Honestly, I truly started embracing my quirky qualities (the impossible hair, the skinny wrists, my less-than-stellar vision) in college. Once I moved out of my parent’s house, I was constantly surrounded by people my own age of different backgrounds. Even though I went to college in vapid Orange County, I still managed to meet really diverse, eclectic people. I met one of my best friends in a World Literature class, I fell in love with poetry, I hosted a radio show with my roommate, I edited my school’s literary magazine, and I met my (now) fiancé. After I graduated, I started writing. Even though I majored in English, I never submitted my essays or poems before. I was scared, admittedly, but I knew I finally had a voice that was worth being heard. I started submitting my creative work and non-fiction everywhere, and simultaneously decided on applying to grad school.
Getting rejected is hard. It kicks your butt. But if you’re passionate, you keep going, you kick back. You send out more e-mails, you write until you get tired, and then you go to Starbucks, order a triple-shot espresso and keep going. I had a book review accepted by The Rumpus last year, and then a month after that, I became a HelloGiggles regular contributor. I finally had a platform! I could finally use my messy notebook full of ideas to good use! I started a blog (which I totally need to update) and a Twitter, and I really capitalized on my ideas, my voice, my thoughts, and concerns. I would have never in a million years been able to do that when I was younger. Confidence is something that I didn’t naturally have, but learned to develop slowly over time.
Now, I’m lucky enough to engage with the amazing readers and writers on HelloGiggles, smart young women (and guys!) who are here for the laughs and the discussion. I also get to work with undergrads at my university and help them with their own writing. This fall, I’ll be teaching my own class, and yes I’m beyond scared. I have the chance to make an impact on so many people, and that means a lot to me. Because ten years ago, I was a sad, dorky little girl who hated any spotlight as well as her freckles. I’m writing this because I know some of you read HelloGiggles because you want real stories. You want advice. You want real-life examples of average girls who are trying their best to accomplish the most. Trust me, if I got through the 2000’s, you can get through anything.
Dove truly encourages young women to embrace their inner and outer beauty, and want to emphasize that beauty, confidence, and self-esteem are all inner-related. Dove and HelloGiggles want you to find the strength within yourself, and the power to be anything you want.

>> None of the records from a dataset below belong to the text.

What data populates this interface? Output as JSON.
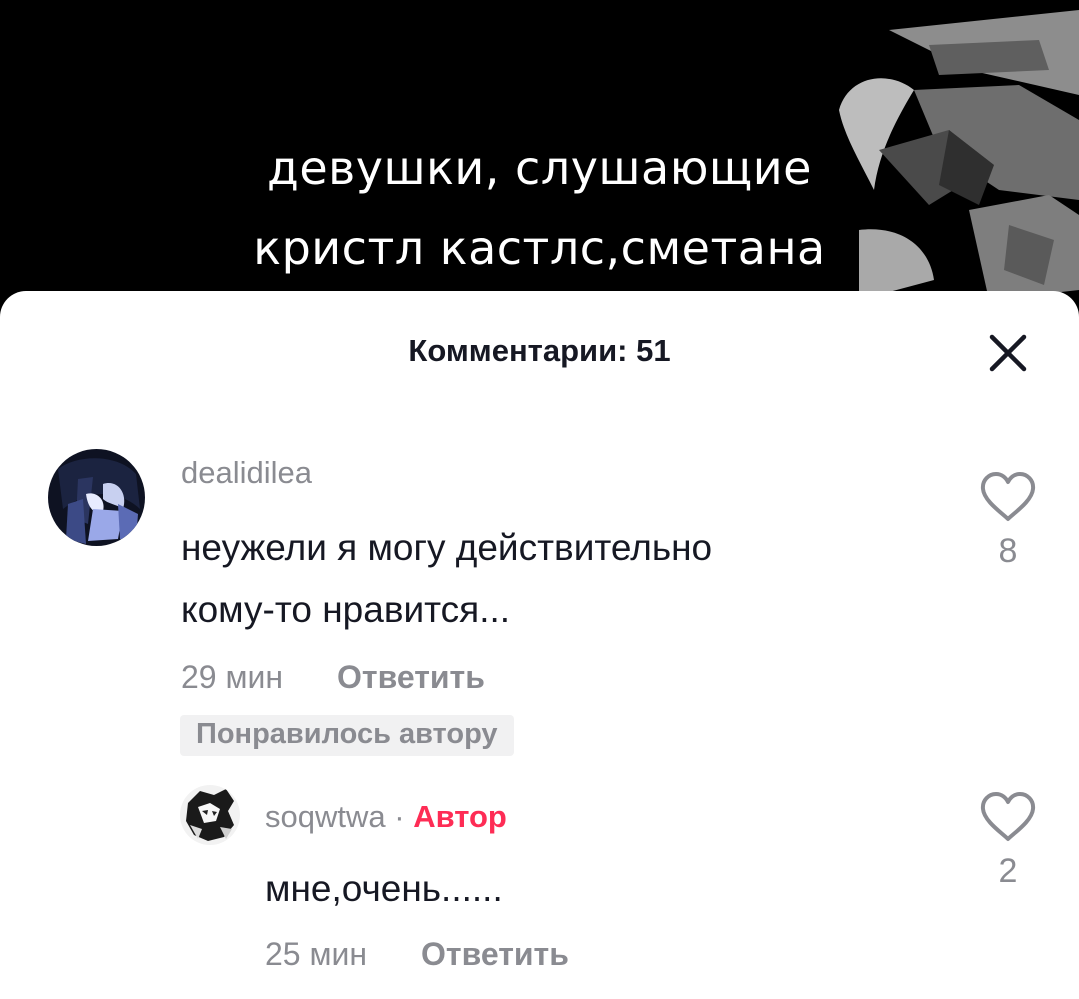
{
  "video": {
    "caption_lines": [
      "девушки, слушающие",
      "кристл кастлс,сметана"
    ]
  },
  "comments_panel": {
    "title": "Комментарии: 51",
    "close_icon": "close-icon"
  },
  "comments": [
    {
      "username": "dealidilea",
      "text_lines": [
        "неужели я могу действительно",
        "кому-то нравится..."
      ],
      "time": "29 мин",
      "reply_label": "Ответить",
      "badge": "Понравилось автору",
      "like_count": "8"
    }
  ],
  "reply": {
    "username": "soqwtwa",
    "separator": "·",
    "author_label": "Автор",
    "text": "мне,очень......",
    "time": "25 мин",
    "reply_label": "Ответить",
    "like_count": "2"
  },
  "colors": {
    "author_accent": "#fe2c55",
    "secondary_text": "#8a8b91",
    "primary_text": "#161823",
    "badge_bg": "#f1f1f2"
  }
}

Did you stumble and fall through your childhood and tween years? Was I the only one with terrible owl glasses? Are you passionate about something? Let us know and share your story!